Copy out, from the entries below, each line holding the string "this".

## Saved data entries
-=-=-=-=-

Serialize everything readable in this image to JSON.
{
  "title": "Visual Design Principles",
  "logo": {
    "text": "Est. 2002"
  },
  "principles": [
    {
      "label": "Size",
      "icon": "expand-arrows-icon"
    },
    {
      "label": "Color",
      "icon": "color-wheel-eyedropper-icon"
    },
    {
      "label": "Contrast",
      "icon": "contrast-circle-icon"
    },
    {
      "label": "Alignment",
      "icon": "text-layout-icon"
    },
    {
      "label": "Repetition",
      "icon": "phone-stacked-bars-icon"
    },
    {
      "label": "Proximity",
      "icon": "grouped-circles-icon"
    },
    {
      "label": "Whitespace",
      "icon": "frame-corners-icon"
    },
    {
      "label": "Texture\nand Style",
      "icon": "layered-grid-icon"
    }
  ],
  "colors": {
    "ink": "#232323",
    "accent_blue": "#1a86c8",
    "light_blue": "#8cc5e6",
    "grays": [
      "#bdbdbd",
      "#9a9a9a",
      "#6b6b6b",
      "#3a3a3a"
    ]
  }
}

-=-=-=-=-

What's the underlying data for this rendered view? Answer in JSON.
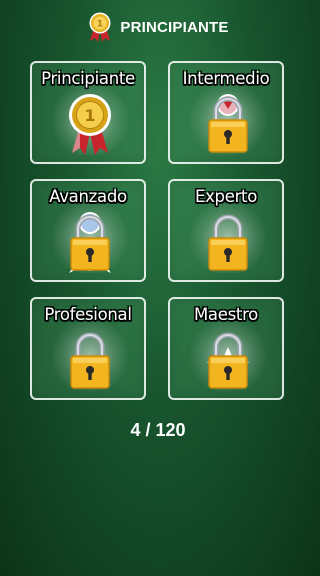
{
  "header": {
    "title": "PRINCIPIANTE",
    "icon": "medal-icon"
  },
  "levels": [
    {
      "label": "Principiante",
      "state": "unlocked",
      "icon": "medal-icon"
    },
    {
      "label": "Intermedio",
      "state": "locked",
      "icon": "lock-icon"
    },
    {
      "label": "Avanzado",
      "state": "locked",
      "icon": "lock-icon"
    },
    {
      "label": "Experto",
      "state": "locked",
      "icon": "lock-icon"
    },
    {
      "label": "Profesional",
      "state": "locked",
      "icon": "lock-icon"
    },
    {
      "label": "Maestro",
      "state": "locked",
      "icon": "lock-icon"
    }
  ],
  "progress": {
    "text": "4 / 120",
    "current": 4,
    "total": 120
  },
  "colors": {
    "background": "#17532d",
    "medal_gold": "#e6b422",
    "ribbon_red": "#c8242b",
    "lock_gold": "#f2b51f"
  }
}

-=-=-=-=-

## ANSWER
Serialize everything readable in this image to JSON.
What's the underlying data for this rendered view? Answer in JSON.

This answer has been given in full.